Buju Banton
The legendary controversial reggae artist Buju Banton is back with his re-release of the classic 1995 album “Inna Heights”. Now with VP records, Buju has been one of the most influential reggae artists currently in the reggae scene. Check out this exclusive WHO?MAG interview as Buju talks about his new re-release, his classic ‘Til Shiloh’, and how he feels about the reggae scene today.
interview by Thato Dadson
photo by Jonathan Mannion

WHO?MAG: Tell me about the re-released album “Inna Heights”.
BUJU BANTON: It was re-released 22 of January. It has always been a great record and nothing has changed, nah mean? It’s only trying to get the word out that Buju Banton has re-released “Inna-Heights” and it now on the market place as a physical aid.
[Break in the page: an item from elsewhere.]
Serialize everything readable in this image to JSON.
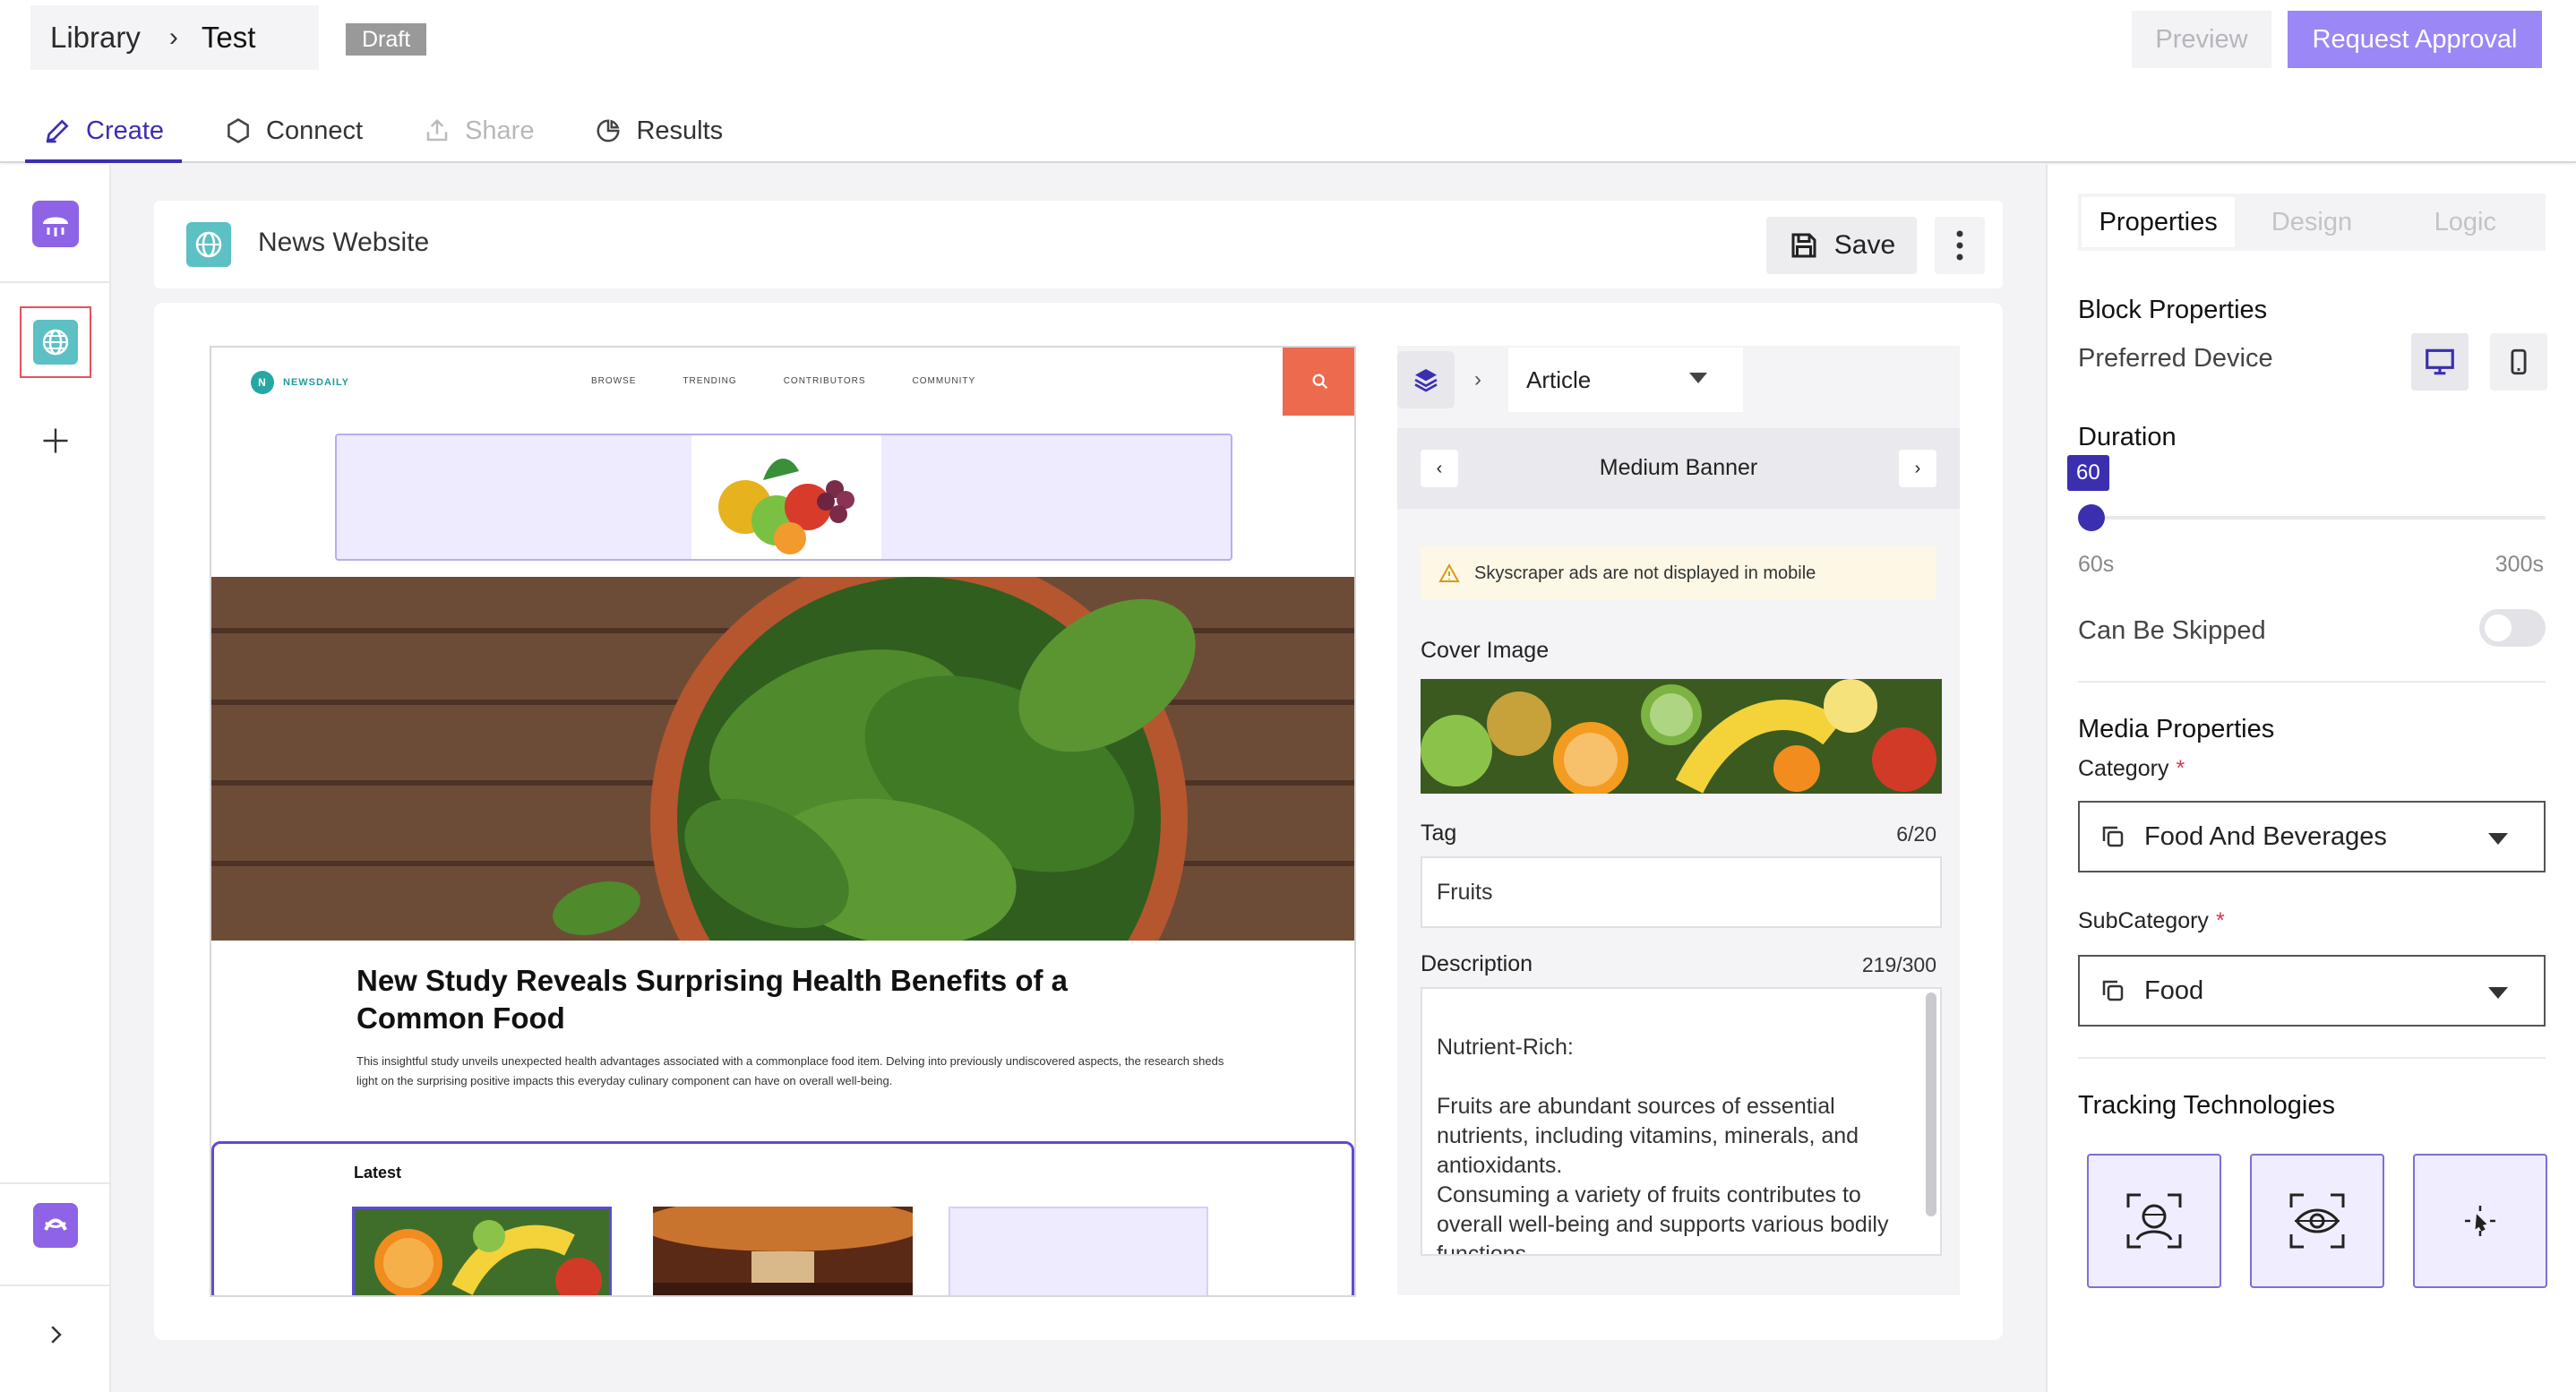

WHO?MAG: Why did you decide to re-release it 10 years later?
BUJU BANTON: Well, it’s a great record and it’s been 10 years and a lot of people haven’t heard this record. I feel it can be inspiring during our rough times. Other people are doing it. They re-release Bob Marley. Why not Buju Banton?

WHO?MAG: I noticed this album has a lot of singing in it. What influenced you to change your style?
BUJU BANTON: Inna-Heights was released 10 years ago and I think it was released the same way as it was 10 year ago, because if you listen to the song, the title of the album “Inna-Heights” should depict where we are in our heights. The only way to reach your heights you can’t be doing in rapping. You can not be reaching the heights talking in a fast speaking pace. You need to be lounging and cruising to get inside your soul.

WHO?MAG: Would you say this was your favorite album?
BUJU BANTON: This would be one of them because my favorite is yet to be made.

WHO?MAG: What was you main inspiration while recording the “Til Shiloh” album?
BUJU BANTON: Life, my friend. Ups and downs. Everything! The good and bad in friends. Our universe of things inspired these great records. They are always revisited by wondering minds and so and so forth.

WHO?MAG: Tell me about your experience with punk-rock group Rancid.
BUJU BANTON: They are good guys to work with. I haven’t spoken to them in 7 years, but the relationship was great to work with them. It was interesting.

WHO?MAG: Was there any trouble working with the 2 different styles?
BUJU BANTON: Well, in Jamaica we have a term called roots, rock, reggae and if I were to work with a rock group, we would have to find some common ground so we can represent both genres.

WHO?MAG: How do you feel about the new school of reggae artists today?
BUJU BANTON: If their stuff is good and their stuff is gravitating and you find yourself enjoying it, then it’s fine. I hope they grow in the art form and embrace the music.

WHO?MAG: Do you think any of them are straying from the art?
BUJU BANTON: I don’t spend my time thinking about who is straying from the art. I have so many things happening around, I don’t have time too. Even if I think these things, I can’t say anything to them because they are so arrogant. Let’s not even go there.

WHO?MAG: What’s next for Buju Banton?
BUJU BANTON: Remember to look out for the new album after “Inna-Heights”. It’s called “Rasta That Soul” and it should be coming out in April.